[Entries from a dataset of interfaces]
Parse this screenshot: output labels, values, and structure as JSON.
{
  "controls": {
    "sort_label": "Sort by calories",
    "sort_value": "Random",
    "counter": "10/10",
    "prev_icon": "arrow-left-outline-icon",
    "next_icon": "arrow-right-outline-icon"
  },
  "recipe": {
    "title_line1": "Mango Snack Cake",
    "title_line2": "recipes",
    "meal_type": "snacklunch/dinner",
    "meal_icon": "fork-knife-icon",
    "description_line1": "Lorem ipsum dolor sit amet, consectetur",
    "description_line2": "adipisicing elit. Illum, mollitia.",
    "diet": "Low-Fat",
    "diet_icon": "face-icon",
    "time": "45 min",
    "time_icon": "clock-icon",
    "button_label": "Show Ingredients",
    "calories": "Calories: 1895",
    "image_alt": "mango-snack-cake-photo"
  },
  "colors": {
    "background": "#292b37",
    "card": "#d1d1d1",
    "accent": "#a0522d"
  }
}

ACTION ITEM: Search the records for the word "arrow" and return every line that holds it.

RESPONSE TO THIS TASK:
    "prev_icon": "arrow-left-outline-icon",
    "next_icon": "arrow-right-outline-icon"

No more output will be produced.